"Everybody complains about the weather, but nobody does anything about it."
-- Mark Twain
I like Mark Twain. For folksy wisdom, he's hard to beat. But I've never been a big fan of that expression. And as I was watching the AFC wild-card game on Saturday night, I realized why: It's not true. At least not in the NFL.
Snow and cold may have stopped the armies of Hitler and Napoleon, but they won't slow down the Jaguars. Three weeks ago, the Jags pasted the Steelers in a blizzard when Fred Taylor rumbled for a season high in rushing yards. Last Saturday night's wild-card game was Maurice Jones-Drew's turn. In his first ever playoff game, Pocket Hercules had 168 all-purpose yards and two touchdowns. Not bad for a bunch guys from Sunny Florida.

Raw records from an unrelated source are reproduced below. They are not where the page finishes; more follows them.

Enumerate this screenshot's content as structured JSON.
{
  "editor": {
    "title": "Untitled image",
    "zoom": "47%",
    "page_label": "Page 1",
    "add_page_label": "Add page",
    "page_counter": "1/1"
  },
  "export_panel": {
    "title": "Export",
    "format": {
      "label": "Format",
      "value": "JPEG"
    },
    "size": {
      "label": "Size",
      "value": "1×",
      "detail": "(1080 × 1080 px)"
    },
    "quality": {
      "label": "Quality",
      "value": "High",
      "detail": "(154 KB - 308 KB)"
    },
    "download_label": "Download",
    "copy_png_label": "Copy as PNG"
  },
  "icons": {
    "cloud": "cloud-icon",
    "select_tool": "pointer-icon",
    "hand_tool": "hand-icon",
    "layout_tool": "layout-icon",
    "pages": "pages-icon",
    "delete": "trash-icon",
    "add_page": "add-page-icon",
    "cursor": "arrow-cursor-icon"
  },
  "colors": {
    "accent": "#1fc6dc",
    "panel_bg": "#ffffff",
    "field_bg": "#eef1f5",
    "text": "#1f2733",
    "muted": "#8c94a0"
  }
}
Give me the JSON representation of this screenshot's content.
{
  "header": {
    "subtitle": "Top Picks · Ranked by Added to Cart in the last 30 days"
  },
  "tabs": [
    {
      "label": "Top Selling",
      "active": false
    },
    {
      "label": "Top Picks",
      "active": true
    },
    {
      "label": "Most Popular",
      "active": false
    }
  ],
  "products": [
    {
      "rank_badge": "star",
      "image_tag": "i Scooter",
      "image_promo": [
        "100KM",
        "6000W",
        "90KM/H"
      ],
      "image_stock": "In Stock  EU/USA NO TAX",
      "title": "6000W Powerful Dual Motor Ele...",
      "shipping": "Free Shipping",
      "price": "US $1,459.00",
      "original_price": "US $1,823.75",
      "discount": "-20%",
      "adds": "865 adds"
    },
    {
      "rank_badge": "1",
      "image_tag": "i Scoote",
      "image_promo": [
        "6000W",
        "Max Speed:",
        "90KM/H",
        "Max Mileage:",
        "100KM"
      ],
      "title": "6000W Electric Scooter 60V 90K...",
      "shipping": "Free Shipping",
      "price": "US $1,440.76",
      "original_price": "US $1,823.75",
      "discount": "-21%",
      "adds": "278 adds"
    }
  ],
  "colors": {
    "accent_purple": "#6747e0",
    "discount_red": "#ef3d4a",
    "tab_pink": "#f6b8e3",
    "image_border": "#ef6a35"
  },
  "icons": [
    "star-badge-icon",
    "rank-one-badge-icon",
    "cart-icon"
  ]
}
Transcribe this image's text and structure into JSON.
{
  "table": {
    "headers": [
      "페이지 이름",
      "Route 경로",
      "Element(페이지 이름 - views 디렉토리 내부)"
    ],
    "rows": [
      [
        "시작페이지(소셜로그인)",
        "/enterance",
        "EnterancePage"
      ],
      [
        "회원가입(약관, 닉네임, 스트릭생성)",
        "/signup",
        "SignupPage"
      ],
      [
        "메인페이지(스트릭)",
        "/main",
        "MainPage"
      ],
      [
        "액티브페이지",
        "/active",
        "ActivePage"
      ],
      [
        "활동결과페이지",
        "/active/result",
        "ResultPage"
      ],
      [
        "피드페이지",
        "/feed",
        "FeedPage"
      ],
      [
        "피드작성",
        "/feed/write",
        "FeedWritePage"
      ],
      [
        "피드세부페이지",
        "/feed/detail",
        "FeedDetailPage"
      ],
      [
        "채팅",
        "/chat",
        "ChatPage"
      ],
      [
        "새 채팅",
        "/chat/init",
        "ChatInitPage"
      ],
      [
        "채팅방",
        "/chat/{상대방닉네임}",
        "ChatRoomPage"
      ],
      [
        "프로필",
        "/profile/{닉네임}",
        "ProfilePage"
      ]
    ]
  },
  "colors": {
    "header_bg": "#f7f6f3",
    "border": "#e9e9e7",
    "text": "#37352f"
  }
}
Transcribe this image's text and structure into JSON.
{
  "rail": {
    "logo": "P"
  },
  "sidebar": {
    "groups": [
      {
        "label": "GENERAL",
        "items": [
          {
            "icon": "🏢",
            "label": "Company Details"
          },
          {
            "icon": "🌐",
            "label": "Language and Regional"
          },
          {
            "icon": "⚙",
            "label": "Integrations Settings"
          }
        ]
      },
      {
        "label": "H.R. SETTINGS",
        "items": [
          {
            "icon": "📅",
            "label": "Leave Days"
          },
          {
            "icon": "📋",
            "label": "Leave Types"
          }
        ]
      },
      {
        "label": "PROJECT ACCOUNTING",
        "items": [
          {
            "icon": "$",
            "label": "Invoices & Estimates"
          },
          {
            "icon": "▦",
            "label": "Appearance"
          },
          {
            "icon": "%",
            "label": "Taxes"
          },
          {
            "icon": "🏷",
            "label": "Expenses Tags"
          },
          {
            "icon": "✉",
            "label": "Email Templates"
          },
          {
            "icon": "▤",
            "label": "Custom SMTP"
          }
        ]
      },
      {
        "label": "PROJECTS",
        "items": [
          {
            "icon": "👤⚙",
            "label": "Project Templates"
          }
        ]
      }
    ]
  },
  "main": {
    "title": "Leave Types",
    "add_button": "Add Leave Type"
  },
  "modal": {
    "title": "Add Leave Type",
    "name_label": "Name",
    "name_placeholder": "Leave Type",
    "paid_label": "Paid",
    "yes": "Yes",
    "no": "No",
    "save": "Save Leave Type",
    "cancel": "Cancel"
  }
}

Even if teams can stop their running backs, they still have to face David Garrard, who just might be the game's most underrated player. This season he had a higher quarterback rating than Peyton Manning, averaged more yards per completion than Brett Favre and completed a higher percentage of his passes than Matt Hasselbeck. Saturday night wasn't Garrard's best game. But on fourth-and-2 with the game in the balance, Del Rio called Garrard's number. That tells me something. That Garrard rumbled for more than 30 yards tells me even more. About him. And the Jaguars.
Now Jacksonville goes to New England to face the Patriots, whose most famous playoff moment came in a blizzard. Funny thing is, the NFL geography is upside down. I mean, the Patriots themselves aren't built for the cold. All those empty backfields and five-receiver sets. They're built to pass. And passing can be tricky in January in the Northeast. Wind, not snow or cold, is the enemy of passing games. I remember the 1962 NFL Championship Game in New York, where wind carried Y.A. Tittle's passes -- and the Giants' hopes of a title -- away.
The other thing I remember about the 1962 Championship Game was New York receiver Del Shofner putting cayenne pepper in his socks to generate some heat. I don't think it worked because he got skunked. Not a single catch all day.
I guess when it comes down to it, I'm more inclined to agree with Dante Alighieri than Twain. The deepest circle of Dante's Inferno doesn't burn. It isn't on fire; it's frozen. And in his final glimpse of Hell, Dante sees Satan upside down through the ice.
Upside down, through the ice. Kind of like the NFL geography this January, where the warm-weather Jags purr in the cold. Maybe Del Rio is a little suspicious of Twain, too.